The subject of physical science is material substance, or body, and the living creatures which are made out of it. It is also necessary to get first of all a grasp of the general principles on which material substances are constructed (matter, form, etc.), the laws of change and so forth. These have been dealt with in the Physics, and we now approach the subject of body itself.

Body is defined as a species of the continuous. This in its turn means “a magnitude which is divisible to infinity,” and consists of three species—the line, the surface and the solid body. Since there are only three dimensions, body may be called, on this argument, the complete magnitude. Pythagorean notions of the perfection of the triad, as well as popular custom and language, give further colour to this view, whose proof lies simply in the appeal to experience.

Body, then, is that which has extension in three, i.e. in all, directions, and hence is divisible in all directions. For that reason we speak, on this geometrical argument, of all bodies as “complete magnitudes,” but it is of course only in this


On the Heavens, I. i.

Aristotle on the Heavens

Book I

Chapter I

Argument (continued)

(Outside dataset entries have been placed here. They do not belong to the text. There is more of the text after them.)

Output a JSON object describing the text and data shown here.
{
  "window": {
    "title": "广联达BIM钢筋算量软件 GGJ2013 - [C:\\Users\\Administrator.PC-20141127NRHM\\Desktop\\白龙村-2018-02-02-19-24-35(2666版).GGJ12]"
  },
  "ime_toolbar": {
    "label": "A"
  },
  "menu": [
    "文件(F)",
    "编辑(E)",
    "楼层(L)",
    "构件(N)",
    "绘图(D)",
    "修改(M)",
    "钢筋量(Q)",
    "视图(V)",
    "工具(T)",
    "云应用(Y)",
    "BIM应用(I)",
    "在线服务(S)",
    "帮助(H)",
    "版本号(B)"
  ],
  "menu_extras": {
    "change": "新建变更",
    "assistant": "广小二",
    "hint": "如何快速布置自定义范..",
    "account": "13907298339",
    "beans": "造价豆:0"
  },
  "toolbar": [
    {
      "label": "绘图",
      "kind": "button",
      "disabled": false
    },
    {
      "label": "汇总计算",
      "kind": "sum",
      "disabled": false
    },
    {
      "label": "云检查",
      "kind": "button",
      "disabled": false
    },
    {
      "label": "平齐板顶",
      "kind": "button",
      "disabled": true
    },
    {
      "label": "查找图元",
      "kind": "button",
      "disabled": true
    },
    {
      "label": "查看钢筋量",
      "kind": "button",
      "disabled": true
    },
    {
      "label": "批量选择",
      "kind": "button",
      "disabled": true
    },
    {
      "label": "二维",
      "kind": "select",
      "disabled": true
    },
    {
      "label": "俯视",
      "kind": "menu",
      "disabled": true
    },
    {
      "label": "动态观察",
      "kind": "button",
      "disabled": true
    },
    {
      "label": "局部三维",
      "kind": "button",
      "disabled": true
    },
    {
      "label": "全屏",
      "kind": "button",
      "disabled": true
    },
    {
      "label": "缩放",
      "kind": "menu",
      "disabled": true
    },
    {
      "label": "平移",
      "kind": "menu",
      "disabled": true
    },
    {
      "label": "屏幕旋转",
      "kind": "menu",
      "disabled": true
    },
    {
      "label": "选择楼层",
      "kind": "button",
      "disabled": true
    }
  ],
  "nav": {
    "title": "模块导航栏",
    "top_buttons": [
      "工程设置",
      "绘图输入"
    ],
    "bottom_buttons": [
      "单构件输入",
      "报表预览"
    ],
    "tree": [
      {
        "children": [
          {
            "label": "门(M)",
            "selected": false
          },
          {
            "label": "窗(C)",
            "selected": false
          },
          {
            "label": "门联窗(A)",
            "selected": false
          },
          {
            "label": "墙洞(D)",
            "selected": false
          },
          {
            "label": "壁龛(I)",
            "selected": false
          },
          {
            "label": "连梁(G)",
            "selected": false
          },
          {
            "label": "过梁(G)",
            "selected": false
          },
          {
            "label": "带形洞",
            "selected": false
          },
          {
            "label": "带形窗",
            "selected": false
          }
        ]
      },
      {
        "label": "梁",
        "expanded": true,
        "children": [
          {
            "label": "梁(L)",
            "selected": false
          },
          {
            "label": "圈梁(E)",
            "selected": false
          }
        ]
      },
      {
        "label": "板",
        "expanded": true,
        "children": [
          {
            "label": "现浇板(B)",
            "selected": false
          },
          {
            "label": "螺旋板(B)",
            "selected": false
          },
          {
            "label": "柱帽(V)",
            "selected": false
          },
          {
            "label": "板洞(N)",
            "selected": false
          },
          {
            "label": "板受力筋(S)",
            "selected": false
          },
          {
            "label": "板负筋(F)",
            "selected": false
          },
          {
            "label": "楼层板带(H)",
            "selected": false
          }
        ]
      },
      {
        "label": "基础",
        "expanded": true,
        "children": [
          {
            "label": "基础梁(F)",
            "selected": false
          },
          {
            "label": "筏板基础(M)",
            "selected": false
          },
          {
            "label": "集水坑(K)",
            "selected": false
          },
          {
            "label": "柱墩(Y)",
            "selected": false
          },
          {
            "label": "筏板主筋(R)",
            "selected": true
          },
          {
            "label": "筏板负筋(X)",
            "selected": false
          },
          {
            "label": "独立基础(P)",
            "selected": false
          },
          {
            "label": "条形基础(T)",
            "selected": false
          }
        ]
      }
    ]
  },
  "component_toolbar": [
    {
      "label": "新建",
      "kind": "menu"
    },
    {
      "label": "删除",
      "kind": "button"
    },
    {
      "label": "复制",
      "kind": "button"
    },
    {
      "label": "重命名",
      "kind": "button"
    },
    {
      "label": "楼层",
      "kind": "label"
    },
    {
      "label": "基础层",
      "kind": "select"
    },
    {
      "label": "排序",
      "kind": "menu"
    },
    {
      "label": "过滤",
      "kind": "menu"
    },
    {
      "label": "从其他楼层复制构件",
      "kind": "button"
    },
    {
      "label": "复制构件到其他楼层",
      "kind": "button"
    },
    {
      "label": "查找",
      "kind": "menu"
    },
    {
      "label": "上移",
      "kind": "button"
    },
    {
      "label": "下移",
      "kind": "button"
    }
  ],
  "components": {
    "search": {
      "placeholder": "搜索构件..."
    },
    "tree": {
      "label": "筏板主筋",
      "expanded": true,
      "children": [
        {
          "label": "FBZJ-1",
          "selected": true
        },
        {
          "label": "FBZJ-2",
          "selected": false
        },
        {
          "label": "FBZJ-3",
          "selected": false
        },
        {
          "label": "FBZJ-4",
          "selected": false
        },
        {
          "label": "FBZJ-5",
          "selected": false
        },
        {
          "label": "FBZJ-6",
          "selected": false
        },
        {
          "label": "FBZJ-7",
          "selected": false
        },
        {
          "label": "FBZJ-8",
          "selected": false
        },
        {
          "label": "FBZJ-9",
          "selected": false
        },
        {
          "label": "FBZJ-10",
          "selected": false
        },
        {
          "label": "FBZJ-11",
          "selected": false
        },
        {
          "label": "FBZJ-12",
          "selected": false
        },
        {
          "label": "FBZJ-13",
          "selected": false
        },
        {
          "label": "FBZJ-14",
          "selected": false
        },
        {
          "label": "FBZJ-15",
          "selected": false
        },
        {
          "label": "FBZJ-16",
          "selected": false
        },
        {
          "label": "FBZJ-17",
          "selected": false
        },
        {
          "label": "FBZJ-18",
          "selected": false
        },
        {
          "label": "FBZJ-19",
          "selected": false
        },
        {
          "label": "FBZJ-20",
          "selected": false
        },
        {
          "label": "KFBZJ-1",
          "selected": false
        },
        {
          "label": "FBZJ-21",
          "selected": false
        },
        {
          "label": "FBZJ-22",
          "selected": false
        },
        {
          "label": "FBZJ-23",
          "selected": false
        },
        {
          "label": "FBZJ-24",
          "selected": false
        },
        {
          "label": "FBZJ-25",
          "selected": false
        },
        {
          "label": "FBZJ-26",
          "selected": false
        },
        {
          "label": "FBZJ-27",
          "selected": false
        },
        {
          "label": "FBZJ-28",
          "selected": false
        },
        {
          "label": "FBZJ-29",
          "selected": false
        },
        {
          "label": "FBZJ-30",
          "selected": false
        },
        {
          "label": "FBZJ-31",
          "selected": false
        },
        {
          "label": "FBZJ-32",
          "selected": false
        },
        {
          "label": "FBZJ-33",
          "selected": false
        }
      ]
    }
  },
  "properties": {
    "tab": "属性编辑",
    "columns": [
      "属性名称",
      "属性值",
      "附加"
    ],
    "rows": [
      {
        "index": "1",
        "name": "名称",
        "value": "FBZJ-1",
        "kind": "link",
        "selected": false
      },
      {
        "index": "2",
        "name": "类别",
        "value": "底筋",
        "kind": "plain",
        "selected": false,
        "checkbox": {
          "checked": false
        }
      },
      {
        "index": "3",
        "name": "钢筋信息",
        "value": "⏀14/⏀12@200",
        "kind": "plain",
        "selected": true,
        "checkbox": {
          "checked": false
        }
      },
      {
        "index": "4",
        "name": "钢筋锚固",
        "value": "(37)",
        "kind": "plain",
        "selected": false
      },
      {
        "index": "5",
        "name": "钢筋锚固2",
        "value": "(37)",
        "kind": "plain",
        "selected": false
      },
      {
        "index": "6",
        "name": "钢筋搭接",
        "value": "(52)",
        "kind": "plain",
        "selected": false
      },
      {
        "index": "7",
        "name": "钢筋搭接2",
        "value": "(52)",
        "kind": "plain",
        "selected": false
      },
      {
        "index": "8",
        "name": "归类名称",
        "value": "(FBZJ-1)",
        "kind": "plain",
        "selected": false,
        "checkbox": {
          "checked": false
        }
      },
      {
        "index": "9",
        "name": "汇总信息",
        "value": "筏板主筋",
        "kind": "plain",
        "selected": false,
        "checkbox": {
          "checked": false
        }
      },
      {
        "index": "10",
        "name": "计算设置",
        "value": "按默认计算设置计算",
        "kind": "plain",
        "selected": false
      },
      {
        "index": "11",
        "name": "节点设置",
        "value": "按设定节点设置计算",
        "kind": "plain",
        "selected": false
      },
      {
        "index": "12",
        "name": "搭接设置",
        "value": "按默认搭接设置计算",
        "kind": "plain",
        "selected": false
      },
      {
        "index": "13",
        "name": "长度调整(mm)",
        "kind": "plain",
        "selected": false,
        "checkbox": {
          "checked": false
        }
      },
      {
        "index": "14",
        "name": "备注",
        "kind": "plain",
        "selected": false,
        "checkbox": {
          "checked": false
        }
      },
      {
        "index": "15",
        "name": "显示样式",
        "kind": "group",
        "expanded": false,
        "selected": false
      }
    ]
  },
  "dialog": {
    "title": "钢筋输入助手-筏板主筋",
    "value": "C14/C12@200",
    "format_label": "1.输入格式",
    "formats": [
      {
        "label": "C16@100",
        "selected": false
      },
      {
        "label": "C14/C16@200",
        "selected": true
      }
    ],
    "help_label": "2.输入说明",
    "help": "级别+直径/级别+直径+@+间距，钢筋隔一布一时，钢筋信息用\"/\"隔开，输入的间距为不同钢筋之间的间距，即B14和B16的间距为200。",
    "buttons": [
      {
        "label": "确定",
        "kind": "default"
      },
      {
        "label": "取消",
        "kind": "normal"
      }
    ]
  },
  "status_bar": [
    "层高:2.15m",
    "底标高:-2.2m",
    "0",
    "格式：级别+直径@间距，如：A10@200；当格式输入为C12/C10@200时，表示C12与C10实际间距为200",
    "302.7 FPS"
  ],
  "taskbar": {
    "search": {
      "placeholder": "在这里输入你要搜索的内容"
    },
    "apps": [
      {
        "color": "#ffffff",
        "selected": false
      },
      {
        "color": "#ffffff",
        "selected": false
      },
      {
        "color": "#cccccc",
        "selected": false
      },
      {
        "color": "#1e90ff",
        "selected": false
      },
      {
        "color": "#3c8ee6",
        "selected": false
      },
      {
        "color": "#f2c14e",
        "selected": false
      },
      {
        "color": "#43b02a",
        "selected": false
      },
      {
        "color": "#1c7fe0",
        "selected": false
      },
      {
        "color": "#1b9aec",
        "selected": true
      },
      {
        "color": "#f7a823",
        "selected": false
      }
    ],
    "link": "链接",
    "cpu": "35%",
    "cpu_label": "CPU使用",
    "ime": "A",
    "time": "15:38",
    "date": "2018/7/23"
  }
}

limited sense that they are complete. We also speak of the whole Universe as complete, and we must not be thought to be confusing that sense of the word with this in which we apply it to any body whatsoever. All bodies are complete in the geometrical sense (i.e. it is impossible to add another dimension to them), but only the Universe as a whole can be said to be complete in all respects, i.e. to be the whole of which the separate bodies are parts, and which itself is not the part of any larger whole.

[The arguments of this and some of the following chapters naturally laid themselves open to the charge of using mathematical language in describing concepts that were intended to be physical. To this Simplicius replies (p. 25 Heiberg): “If we spoke of lines in a mathematical sense, we should indeed be wide of the mark. But if, taking into consideration that all motion takes place within linear dimensions (simple motion following a simple line and composite motion a complex) we introduce the different dimensions in illustration of the different varieties of motion, how can we be said to be explaining physical matters by mathematical arguments? The physicist

DOI: 10.4159/DLCL.aristotle-heavens.1939